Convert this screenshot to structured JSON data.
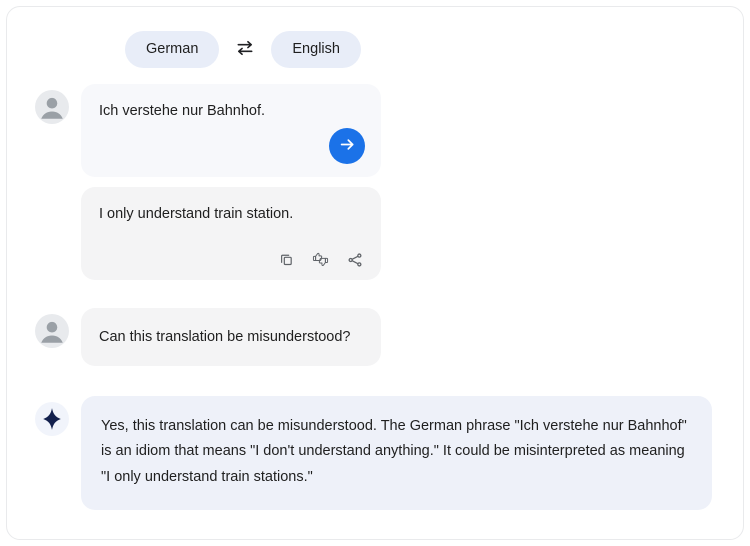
{
  "language_bar": {
    "source_language": "German",
    "target_language": "English",
    "swap_icon": "swap-horizontal-icon"
  },
  "conversation": {
    "translation_turn": {
      "avatar_icon": "user-avatar-icon",
      "source_text": "Ich verstehe nur Bahnhof.",
      "send_icon": "arrow-right-icon",
      "translated_text": "I only understand train station.",
      "actions": [
        {
          "name": "copy-icon",
          "label": "Copy"
        },
        {
          "name": "feedback-thumbs-icon",
          "label": "Rate this translation"
        },
        {
          "name": "share-icon",
          "label": "Share"
        }
      ]
    },
    "question_turn": {
      "avatar_icon": "user-avatar-icon",
      "text": "Can this translation be misunderstood?"
    },
    "answer_turn": {
      "avatar_icon": "sparkle-icon",
      "text": "Yes, this translation can be misunderstood. The German phrase \"Ich verstehe nur Bahnhof\" is an idiom that means \"I don't understand anything.\" It could be misinterpreted as meaning \"I only understand train stations.\""
    }
  },
  "colors": {
    "accent_blue": "#1b72e8",
    "pill_background": "#e8edf8",
    "user_bubble": "#f4f4f5",
    "source_bubble": "#f7f8fb",
    "ai_bubble": "#eef1f9",
    "sparkle": "#13204d"
  }
}
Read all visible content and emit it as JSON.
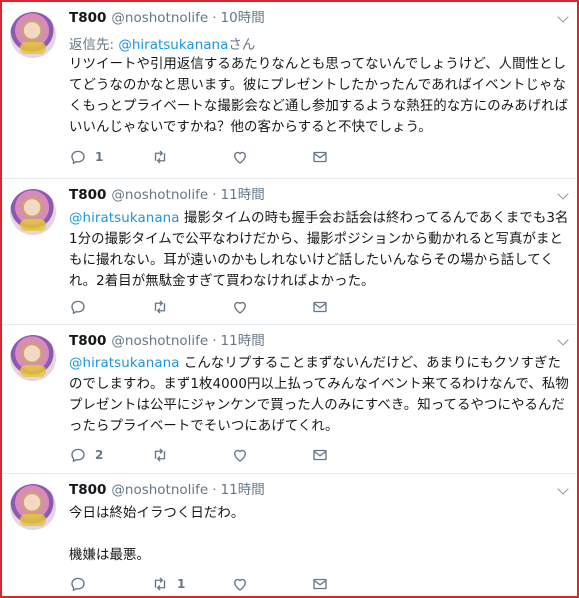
{
  "tweets": [
    {
      "name": "T800",
      "handle": "@noshotnolife",
      "sep": "·",
      "time": "10時間",
      "reply_prefix": "返信先: ",
      "reply_handle": "@hiratsukanana",
      "reply_suffix": "さん",
      "mention": "",
      "text": "リツイートや引用返信するあたりなんとも思ってないんでしょうけど、人間性としてどうなのかなと思います。彼にプレゼントしたかったんであればイベントじゃなくもっとプライベートな撮影会など通し参加するような熱狂的な方にのみあげればいいんじゃないですかね？他の客からすると不快でしょう。",
      "reply_count": "1",
      "retweet_count": "",
      "like_count": ""
    },
    {
      "name": "T800",
      "handle": "@noshotnolife",
      "sep": "·",
      "time": "11時間",
      "mention": "@hiratsukanana",
      "text": " 撮影タイムの時も握手会お話会は終わってるんであくまでも3名1分の撮影タイムで公平なわけだから、撮影ポジションから動かれると写真がまともに撮れない。耳が遠いのかもしれないけど話したいんならその場から話してくれ。2着目が無駄金すぎて買わなければよかった。",
      "reply_count": "",
      "retweet_count": "",
      "like_count": ""
    },
    {
      "name": "T800",
      "handle": "@noshotnolife",
      "sep": "·",
      "time": "11時間",
      "mention": "@hiratsukanana",
      "text": " こんなリプすることまずないんだけど、あまりにもクソすぎたのでしますわ。まず1枚4000円以上払ってみんなイベント来てるわけなんで、私物プレゼントは公平にジャンケンで買った人のみにすべき。知ってるやつにやるんだったらプライベートでそいつにあげてくれ。",
      "reply_count": "2",
      "retweet_count": "",
      "like_count": ""
    },
    {
      "name": "T800",
      "handle": "@noshotnolife",
      "sep": "·",
      "time": "11時間",
      "mention": "",
      "text": "今日は終始イラつく日だわ。\n\n機嫌は最悪。",
      "reply_count": "",
      "retweet_count": "1",
      "like_count": ""
    }
  ],
  "colors": {
    "border": "#e0242a",
    "link": "#1b95e0",
    "muted": "#657786",
    "text": "#14171a"
  },
  "icons": [
    "reply-icon",
    "retweet-icon",
    "like-icon",
    "dm-icon",
    "caret-down-icon",
    "avatar"
  ]
}
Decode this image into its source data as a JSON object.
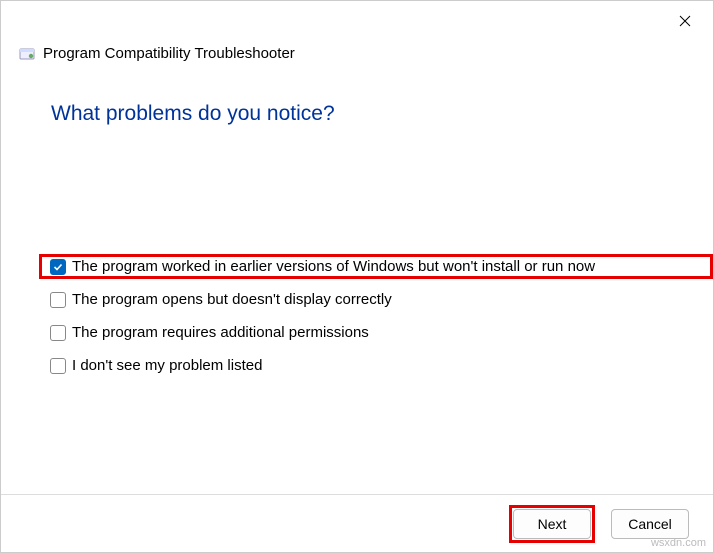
{
  "header": {
    "title": "Program Compatibility Troubleshooter"
  },
  "heading": "What problems do you notice?",
  "options": [
    {
      "label": "The program worked in earlier versions of Windows but won't install or run now",
      "checked": true,
      "highlight": true
    },
    {
      "label": "The program opens but doesn't display correctly",
      "checked": false,
      "highlight": false
    },
    {
      "label": "The program requires additional permissions",
      "checked": false,
      "highlight": false
    },
    {
      "label": "I don't see my problem listed",
      "checked": false,
      "highlight": false
    }
  ],
  "footer": {
    "next": "Next",
    "cancel": "Cancel"
  },
  "watermark": "wsxdn.com"
}
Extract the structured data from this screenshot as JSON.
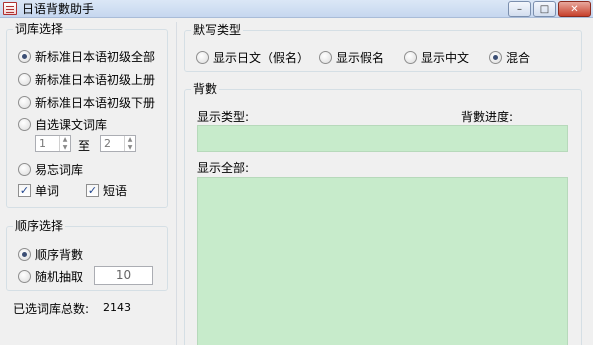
{
  "window": {
    "title": "日语背數助手",
    "min": "–",
    "max": "□",
    "close": "✕"
  },
  "lexicon": {
    "title": "词库选择",
    "options": [
      {
        "label": "新标准日本语初级全部",
        "selected": true
      },
      {
        "label": "新标准日本语初级上册",
        "selected": false
      },
      {
        "label": "新标准日本语初级下册",
        "selected": false
      },
      {
        "label": "自选课文词库",
        "selected": false
      }
    ],
    "range_from": "1",
    "range_to_label": "至",
    "range_to": "2",
    "forget_label": "易忘词库",
    "word_label": "单词",
    "word_checked": true,
    "phrase_label": "短语",
    "phrase_checked": true
  },
  "order": {
    "title": "顺序选择",
    "sequential_label": "顺序背數",
    "random_label": "随机抽取",
    "random_count": "10"
  },
  "total": {
    "label": "已选词库总数:",
    "value": "2143"
  },
  "dictation": {
    "title": "默写类型",
    "options": [
      {
        "label": "显示日文（假名）",
        "selected": false
      },
      {
        "label": "显示假名",
        "selected": false
      },
      {
        "label": "显示中文",
        "selected": false
      },
      {
        "label": "混合",
        "selected": true
      }
    ]
  },
  "recite": {
    "title": "背數",
    "type_label": "显示类型:",
    "progress_label": "背數进度:",
    "all_label": "显示全部:"
  },
  "colors": {
    "panel_green": "#c7ebcb",
    "radio_dot": "#3b4e74"
  }
}
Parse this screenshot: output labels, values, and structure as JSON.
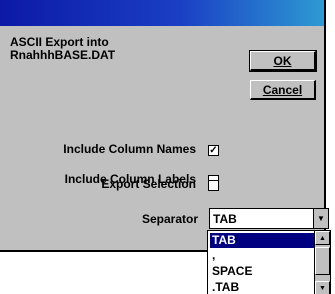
{
  "dialog": {
    "message_line1": "ASCII Export into",
    "message_line2": "RnahhhBASE.DAT",
    "ok_label": "OK",
    "cancel_label": "Cancel"
  },
  "options": {
    "include_column_names": {
      "label": "Include Column Names",
      "checked": true
    },
    "include_column_labels": {
      "label": "Include Column Labels",
      "checked": false
    },
    "export_selection": {
      "label": "Export Selection",
      "checked": false
    }
  },
  "separator": {
    "label": "Separator",
    "value": "TAB",
    "options": [
      "TAB",
      ",",
      "SPACE",
      ".TAB"
    ],
    "selected_index": 0
  },
  "icons": {
    "check": "✓",
    "dropdown": "▼",
    "scroll_up": "▲",
    "scroll_down": "▼"
  },
  "colors": {
    "title_bar_start": "#0c1aa6",
    "title_bar_end": "#2e9ad2",
    "selection": "#000080",
    "face": "#c0c0c0"
  }
}
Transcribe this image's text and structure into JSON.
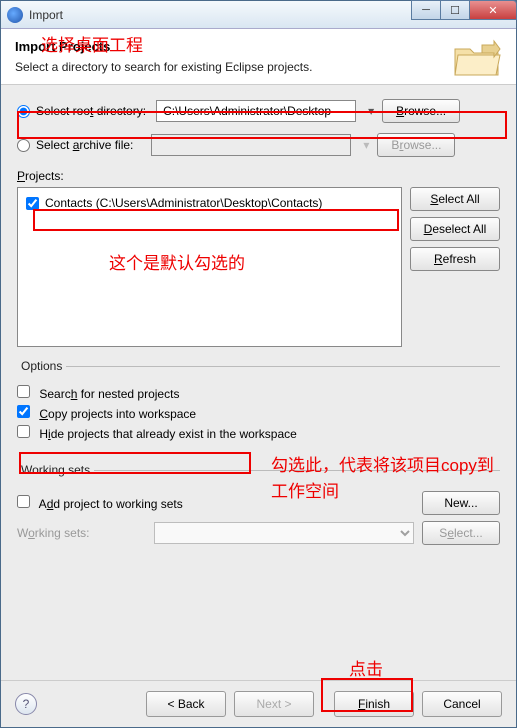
{
  "window": {
    "title": "Import"
  },
  "header": {
    "title": "Import Projects",
    "subtitle": "Select a directory to search for existing Eclipse projects."
  },
  "source": {
    "root_label_pre": "Select roo",
    "root_label_u": "t",
    "root_label_post": " directory:",
    "root_value": "C:\\Users\\Administrator\\Desktop",
    "root_browse": "Browse...",
    "archive_label_pre": "Select ",
    "archive_label_u": "a",
    "archive_label_post": "rchive file:",
    "archive_value": "",
    "archive_browse": "Browse..."
  },
  "projects": {
    "label_u": "P",
    "label_post": "rojects:",
    "items": [
      {
        "checked": true,
        "label": "Contacts (C:\\Users\\Administrator\\Desktop\\Contacts)"
      }
    ],
    "select_all_u": "S",
    "select_all_post": "elect All",
    "deselect_all_u": "D",
    "deselect_all_post": "eselect All",
    "refresh_u": "R",
    "refresh_post": "efresh"
  },
  "options": {
    "legend": "Options",
    "nested_pre": "Searc",
    "nested_u": "h",
    "nested_post": " for nested projects",
    "copy_u": "C",
    "copy_post": "opy projects into workspace",
    "hide_pre": "H",
    "hide_u": "i",
    "hide_post": "de projects that already exist in the workspace"
  },
  "ws": {
    "legend": "Working sets",
    "add_pre": "A",
    "add_u": "d",
    "add_post": "d project to working sets",
    "new": "New...",
    "label_pre": "W",
    "label_u": "o",
    "label_post": "rking sets:",
    "select_pre": "S",
    "select_u": "e",
    "select_post": "lect..."
  },
  "footer": {
    "back": "< Back",
    "next": "Next >",
    "finish_u": "F",
    "finish_post": "inish",
    "cancel": "Cancel"
  },
  "annotations": {
    "a1": "选择桌面工程",
    "a2": "这个是默认勾选的",
    "a3": "勾选此，代表将该项目copy到工作空间",
    "a4": "点击"
  }
}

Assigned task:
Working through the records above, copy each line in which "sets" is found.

Output of the exercise:
    "legend": "Working sets",
    "add_post": "d project to working sets",
    "label_post": "rking sets:",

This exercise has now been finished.